Nature writer Robert Macfarlane tackles everything from prehistoric cave paintings to buried nuclear waste in his latest book. Travelling to humankind’s deep past, he asks: could clues to the way forward lie below the surface?
— Underland is your first book to focus on the world ‘below’, from caves to catacombs. Why take us there?
I have devoted my writing life to trying to celebrate and diversify the relationships we have with the world beyond the human. Underland is the darkest book I have ever written but it is also full of wonder and hope. It celebrates the possibility of rich relations with the more-than-human world.
For years, I have travelled to the deepest parts of the world beneath our feet, and rarely felt as far from the human realm as when 10 metres below it. One of the large subjects of the book is claustrophobia, which we’re experiencing as a species. Every move we make seems only to wriggle us tighter into our trap, and so I became fascinated by claustrophobia’s power.
— What did you learn during your time underground that can be applied to human societies?
One paradox is that illumination can happen in the dark, and that certain types of knowledge can be found underground. It is evident in the stories of many cultures that have lived close to forests that forms of communication exist between trees. Rather than competing individuals, forests can be thought of as complex super-organisms.
Western science has only in the last quarter century uncovered this global mutualism that has been at work for about 400 million years. This ‘wood wide web’ is an astonishing model of possibility, coexistence, community and citizenry. Humans are very good at this too. There are wonderful hopeful visions out there; extraordinary grassroots energy and hope for small-scale change as well as large-scale structural change. The NHS, when working at its best, is one of the great ecological structures we have made in this country.
— How does viewing human life in ‘deep time’ alter what we value?

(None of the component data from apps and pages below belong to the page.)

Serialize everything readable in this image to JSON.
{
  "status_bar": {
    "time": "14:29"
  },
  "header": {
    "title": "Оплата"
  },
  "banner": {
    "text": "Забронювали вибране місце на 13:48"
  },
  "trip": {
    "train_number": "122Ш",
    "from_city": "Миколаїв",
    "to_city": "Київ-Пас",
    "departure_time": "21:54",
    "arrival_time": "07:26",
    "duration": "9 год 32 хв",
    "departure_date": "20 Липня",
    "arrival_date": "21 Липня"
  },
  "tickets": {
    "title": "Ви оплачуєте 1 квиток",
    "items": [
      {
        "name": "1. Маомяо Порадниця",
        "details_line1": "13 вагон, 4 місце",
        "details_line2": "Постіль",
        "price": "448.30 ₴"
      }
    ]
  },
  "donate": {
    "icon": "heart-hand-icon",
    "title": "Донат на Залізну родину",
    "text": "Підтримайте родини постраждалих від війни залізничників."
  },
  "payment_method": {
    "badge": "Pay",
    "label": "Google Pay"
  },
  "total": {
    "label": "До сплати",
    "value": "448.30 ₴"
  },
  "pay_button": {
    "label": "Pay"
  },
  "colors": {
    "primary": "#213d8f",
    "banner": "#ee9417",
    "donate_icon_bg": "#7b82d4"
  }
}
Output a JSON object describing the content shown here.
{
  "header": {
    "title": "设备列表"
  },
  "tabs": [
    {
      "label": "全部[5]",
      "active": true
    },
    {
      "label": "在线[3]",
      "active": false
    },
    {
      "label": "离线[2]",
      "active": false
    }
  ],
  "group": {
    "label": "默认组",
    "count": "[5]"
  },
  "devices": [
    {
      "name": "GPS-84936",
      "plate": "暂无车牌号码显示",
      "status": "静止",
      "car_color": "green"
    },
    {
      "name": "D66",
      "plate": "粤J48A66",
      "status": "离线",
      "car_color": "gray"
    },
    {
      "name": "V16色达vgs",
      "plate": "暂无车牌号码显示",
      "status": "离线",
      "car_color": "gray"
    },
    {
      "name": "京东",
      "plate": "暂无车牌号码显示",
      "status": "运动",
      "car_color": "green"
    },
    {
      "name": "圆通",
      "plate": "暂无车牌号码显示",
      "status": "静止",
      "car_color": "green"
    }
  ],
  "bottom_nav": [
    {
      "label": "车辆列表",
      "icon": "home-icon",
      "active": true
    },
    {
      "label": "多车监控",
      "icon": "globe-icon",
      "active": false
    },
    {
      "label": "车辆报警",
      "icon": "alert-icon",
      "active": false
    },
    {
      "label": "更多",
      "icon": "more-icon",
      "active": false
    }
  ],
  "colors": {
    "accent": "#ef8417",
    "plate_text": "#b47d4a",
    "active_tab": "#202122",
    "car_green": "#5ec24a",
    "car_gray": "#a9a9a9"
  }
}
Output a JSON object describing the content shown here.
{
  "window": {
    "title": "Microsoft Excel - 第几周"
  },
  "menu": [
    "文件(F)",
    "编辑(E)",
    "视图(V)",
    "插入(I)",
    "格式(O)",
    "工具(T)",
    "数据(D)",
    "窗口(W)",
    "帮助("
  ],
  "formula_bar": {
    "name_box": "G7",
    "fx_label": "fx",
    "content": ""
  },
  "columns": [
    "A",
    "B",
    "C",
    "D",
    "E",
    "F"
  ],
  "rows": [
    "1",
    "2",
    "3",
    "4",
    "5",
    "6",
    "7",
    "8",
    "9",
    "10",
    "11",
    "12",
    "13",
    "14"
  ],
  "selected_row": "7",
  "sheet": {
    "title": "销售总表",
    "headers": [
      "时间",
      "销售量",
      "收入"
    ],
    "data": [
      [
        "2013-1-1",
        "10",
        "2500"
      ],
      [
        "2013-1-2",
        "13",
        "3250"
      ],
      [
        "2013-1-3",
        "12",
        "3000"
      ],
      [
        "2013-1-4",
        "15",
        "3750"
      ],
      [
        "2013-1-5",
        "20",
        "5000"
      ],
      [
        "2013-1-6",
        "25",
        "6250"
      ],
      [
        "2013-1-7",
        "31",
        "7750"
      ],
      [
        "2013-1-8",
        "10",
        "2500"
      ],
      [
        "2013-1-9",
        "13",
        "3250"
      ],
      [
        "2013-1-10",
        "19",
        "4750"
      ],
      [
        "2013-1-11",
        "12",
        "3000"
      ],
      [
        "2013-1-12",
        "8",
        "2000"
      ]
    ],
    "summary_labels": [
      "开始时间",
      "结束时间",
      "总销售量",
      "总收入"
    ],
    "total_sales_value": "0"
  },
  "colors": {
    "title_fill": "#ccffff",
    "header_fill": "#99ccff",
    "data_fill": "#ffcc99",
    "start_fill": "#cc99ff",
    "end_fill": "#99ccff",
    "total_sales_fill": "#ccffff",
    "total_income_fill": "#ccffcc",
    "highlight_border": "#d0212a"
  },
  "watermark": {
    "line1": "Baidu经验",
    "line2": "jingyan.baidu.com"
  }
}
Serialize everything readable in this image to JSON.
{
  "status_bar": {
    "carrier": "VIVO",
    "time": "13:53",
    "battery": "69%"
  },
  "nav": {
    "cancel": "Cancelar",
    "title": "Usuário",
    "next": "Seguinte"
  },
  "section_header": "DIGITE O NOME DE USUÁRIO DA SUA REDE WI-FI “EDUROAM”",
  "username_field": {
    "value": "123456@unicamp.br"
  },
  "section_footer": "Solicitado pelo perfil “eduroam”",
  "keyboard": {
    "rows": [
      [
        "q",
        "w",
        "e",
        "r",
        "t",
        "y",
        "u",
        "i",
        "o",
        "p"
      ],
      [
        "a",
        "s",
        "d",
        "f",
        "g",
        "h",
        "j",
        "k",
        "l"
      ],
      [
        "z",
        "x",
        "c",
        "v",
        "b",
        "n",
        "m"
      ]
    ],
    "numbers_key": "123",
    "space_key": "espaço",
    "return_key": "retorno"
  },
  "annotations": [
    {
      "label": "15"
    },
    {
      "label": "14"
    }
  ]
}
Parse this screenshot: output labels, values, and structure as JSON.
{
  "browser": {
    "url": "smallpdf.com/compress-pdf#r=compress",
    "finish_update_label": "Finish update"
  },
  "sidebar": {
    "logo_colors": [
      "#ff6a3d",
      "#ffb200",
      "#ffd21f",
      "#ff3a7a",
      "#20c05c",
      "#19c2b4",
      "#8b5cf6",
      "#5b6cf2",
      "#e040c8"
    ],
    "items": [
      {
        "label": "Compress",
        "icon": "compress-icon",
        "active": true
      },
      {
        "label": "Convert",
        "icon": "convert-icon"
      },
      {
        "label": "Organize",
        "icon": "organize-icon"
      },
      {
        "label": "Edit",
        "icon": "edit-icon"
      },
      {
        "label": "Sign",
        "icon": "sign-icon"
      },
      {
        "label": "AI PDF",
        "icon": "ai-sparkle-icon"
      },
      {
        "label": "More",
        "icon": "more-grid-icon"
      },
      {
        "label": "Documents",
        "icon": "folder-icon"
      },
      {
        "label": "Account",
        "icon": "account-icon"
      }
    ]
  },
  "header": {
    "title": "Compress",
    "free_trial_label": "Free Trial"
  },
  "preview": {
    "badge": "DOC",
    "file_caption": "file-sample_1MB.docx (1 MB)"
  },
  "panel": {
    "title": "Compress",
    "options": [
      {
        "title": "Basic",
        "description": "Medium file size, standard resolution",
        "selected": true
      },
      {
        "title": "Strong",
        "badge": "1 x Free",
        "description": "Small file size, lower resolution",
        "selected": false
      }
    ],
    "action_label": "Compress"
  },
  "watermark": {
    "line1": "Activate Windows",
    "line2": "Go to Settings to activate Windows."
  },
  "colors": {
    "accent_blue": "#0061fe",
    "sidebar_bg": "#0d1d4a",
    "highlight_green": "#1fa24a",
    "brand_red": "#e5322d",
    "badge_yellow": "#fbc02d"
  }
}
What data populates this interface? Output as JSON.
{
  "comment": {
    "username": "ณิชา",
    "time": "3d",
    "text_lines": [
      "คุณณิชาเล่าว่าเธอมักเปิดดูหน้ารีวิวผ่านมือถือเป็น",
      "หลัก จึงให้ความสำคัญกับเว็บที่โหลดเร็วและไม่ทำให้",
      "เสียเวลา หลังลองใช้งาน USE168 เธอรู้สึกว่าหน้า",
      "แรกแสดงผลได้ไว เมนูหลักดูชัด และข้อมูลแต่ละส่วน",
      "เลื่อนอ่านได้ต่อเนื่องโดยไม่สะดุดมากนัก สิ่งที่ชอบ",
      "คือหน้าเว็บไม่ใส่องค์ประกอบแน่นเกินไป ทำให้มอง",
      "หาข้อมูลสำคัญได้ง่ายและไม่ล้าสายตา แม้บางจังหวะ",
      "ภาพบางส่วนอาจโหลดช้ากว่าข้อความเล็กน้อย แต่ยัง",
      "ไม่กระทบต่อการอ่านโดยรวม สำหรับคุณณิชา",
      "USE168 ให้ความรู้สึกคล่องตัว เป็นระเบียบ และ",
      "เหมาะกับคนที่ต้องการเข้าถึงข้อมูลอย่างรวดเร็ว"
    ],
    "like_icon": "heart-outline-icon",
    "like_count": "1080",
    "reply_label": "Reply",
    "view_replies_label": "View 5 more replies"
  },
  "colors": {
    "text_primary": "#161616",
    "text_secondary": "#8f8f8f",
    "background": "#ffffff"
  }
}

In a way, a 300 million-year-old rock flattens all hope, flattens all love and flattens all fear. Because on that scale how do you locate short-term value – what is important? But actually, showing ourselves in deep time sharpens what it means to live, what it means to care and what it means to love. In deep time, we have hardly been here any time at all. Yet here we are in these rich, capacious minutes, surrounded by life. This astonishment at the present, when combined with a sense of deep time responsibility, means we should be asking not just how we judge the future, but how the future will judge us.
— Are there signs we are becoming more empathetic towards the planet?
Yes, I think there are. There is an empathy towards what [US author] Rebecca Solnit calls “the ghostly billions yet unborn”, but we can still be massively empathy-deficient. Compare, for example, the outpouring of grief for the fire at Notre Dame to the failure of systems and cultures to repair ecosystems that are being destroyed. If anything in the world is a religious structure to me, it would be the Great Barrier Reef, yet where are the businesses pledging millions of euros within hours of the news of the latest bleaching?
I’m fascinated by our brutality, our incompetence as a species but also by these amazing forms of cooperation and future generosity we are capable of. Extinction Rebellion and the school climate strikes are extraordinary performances of these feelings.
— Can writing about nature and landscape really help us to protect the planet?
[US environmentalist] Bill McKibben says: “Climate change will never mean anything to people until they feel it in the gut.” That is what writing can do; it can make people feel things in the gut. The job is to find a way to speak to these existential questions. It is probably why I will never stop writing about landscape, nature, people and place. There is an urgency now, which has consequences that will extend centuries, millennia, ahead of us.
Featured image: Robert Macfarlane at Emmanuel College, University of Cambridge, where he is a fellow. Photograph by Alexander Turner